Ray Vander Laan recently reminded me, via a recording of a teaching session, that it would not be very wise to call the Old Testament by that name in conversation with a person of the Jewish faith. For the Jew, our “Old Testament” is the Tanakh. Using the term “Old Testament” would be tantamount to asserting that the New Testament is the new and improved one, which of course we essentially believe — but in the assertion we would lose our credibility in the Jewish ear.
I related Vander Laan’s well-placed reminder to my aversion to the term “Reformed.” I prefer “Calvinist,” for the latter label ascribes the doctrines to one of the key thinkers and founders of so-called Reformed theology. Using the term “Reformed” is tantamount to asserting that non-Reformed theology is obsolete and in need of reformation–in the ways in which the Arminian and Calvinist systems differ, anyway.

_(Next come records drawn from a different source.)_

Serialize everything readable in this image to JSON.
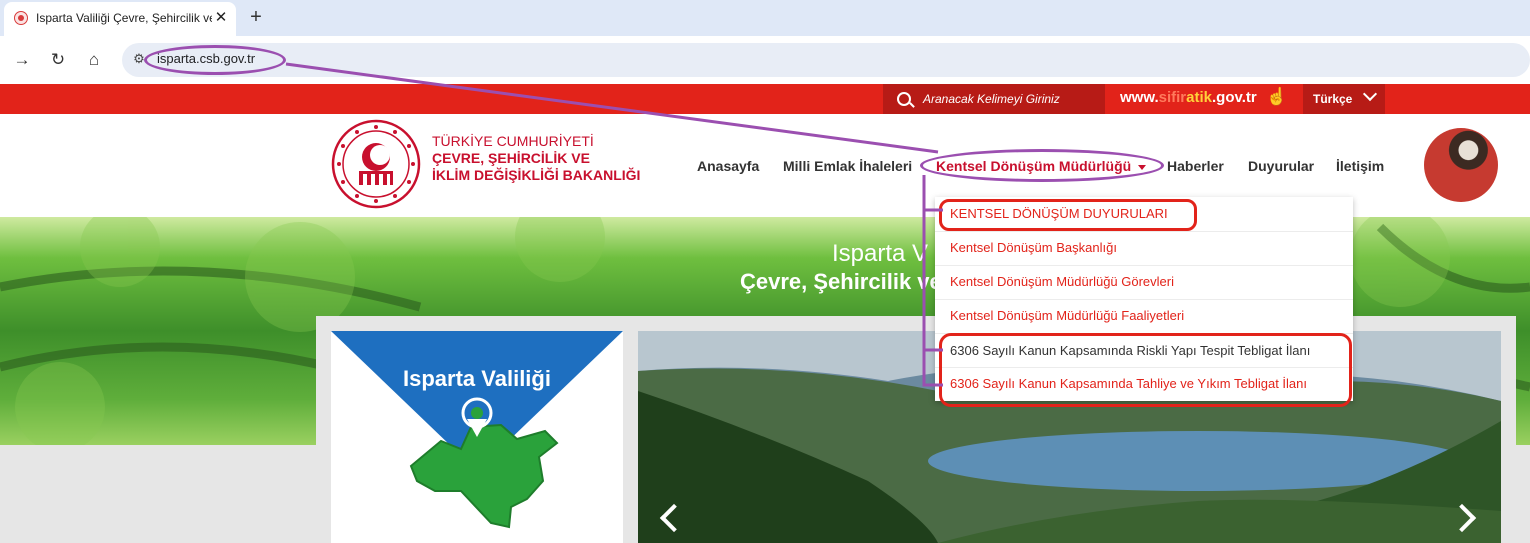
{
  "browser": {
    "tab_title": "Isparta Valiliği Çevre, Şehircilik ve İklim Değişikliği",
    "close_symbol": "✕",
    "new_tab_symbol": "+",
    "url": "isparta.csb.gov.tr"
  },
  "topbar": {
    "search_placeholder": "Aranacak Kelimeyi Giriniz",
    "site_link": {
      "prefix": "www.",
      "part1": "sifir",
      "part2": "atik",
      "suffix": ".gov.tr"
    },
    "language": "Türkçe"
  },
  "ministry": {
    "line1": "TÜRKİYE CUMHURİYETİ",
    "line2": "ÇEVRE, ŞEHİRCİLİK VE",
    "line3": "İKLİM DEĞİŞİKLİĞİ BAKANLIĞI"
  },
  "nav": {
    "home": "Anasayfa",
    "tenders": "Milli Emlak İhaleleri",
    "urban": "Kentsel Dönüşüm Müdürlüğü",
    "news": "Haberler",
    "announcements": "Duyurular",
    "contact": "İletişim"
  },
  "dropdown": {
    "items": [
      "KENTSEL DÖNÜŞÜM DUYURULARI",
      "Kentsel Dönüşüm Başkanlığı",
      "Kentsel Dönüşüm Müdürlüğü Görevleri",
      "Kentsel Dönüşüm Müdürlüğü Faaliyetleri",
      "6306 Sayılı Kanun Kapsamında Riskli Yapı Tespit Tebligat İlanı",
      "6306 Sayılı Kanun Kapsamında Tahliye ve Yıkım Tebligat İlanı"
    ]
  },
  "hero": {
    "title_line1": "Isparta V",
    "title_line2": "Çevre, Şehircilik ve İklim D"
  },
  "valilik_card": {
    "title": "Isparta Valiliği"
  },
  "colors": {
    "brand_red": "#e2231a",
    "ministry_red": "#c8102e",
    "annotation_purple": "#9b4fb0"
  }
}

I reject that assertion, and someone who speaks glowingly and glibly of Reformed theology is likely to lose his credibility in my ear.
“Reformed” may be relatively new, but it is not tantamount to an overall improvement, to my way of thinking. The pure New Covenant is just that–new and improved. It seems to me that God communicated that pretty clearly through the One and Only Son (e.g., in the “Sermon on the Mount” and in the letter to the Hebrews).